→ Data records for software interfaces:
* * *

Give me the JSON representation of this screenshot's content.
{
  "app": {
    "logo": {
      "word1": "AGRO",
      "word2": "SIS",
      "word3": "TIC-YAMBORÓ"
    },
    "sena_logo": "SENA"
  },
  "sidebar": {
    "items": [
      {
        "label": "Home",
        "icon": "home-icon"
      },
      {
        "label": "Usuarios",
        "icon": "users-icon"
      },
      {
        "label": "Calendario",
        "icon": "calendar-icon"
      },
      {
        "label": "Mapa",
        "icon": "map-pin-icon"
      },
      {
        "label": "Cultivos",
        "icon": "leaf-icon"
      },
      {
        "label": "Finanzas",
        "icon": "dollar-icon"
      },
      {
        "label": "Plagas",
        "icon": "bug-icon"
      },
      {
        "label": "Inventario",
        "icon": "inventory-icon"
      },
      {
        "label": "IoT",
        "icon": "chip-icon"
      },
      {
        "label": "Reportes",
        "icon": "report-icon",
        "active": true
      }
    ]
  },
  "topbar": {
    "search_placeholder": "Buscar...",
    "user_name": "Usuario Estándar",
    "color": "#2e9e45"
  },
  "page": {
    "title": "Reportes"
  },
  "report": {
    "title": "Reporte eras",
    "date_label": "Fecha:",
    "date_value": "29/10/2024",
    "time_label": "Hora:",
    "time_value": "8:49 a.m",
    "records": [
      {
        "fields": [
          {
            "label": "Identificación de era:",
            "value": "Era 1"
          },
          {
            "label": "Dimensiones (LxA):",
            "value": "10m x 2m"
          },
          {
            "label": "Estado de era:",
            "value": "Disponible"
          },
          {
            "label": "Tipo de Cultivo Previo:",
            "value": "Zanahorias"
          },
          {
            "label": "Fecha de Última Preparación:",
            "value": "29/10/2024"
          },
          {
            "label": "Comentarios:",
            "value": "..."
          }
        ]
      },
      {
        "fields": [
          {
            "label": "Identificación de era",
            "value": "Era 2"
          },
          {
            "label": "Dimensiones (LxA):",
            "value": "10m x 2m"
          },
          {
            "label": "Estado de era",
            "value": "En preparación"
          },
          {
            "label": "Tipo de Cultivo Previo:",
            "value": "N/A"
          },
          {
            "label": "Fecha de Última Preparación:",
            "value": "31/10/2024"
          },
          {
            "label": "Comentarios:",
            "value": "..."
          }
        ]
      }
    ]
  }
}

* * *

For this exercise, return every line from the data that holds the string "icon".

        "icon": "home-icon"
        "icon": "users-icon"
        "icon": "calendar-icon"
        "icon": "map-pin-icon"
        "icon": "leaf-icon"
        "icon": "dollar-icon"
        "icon": "bug-icon"
        "icon": "inventory-icon"
        "icon": "chip-icon"
        "icon": "report-icon",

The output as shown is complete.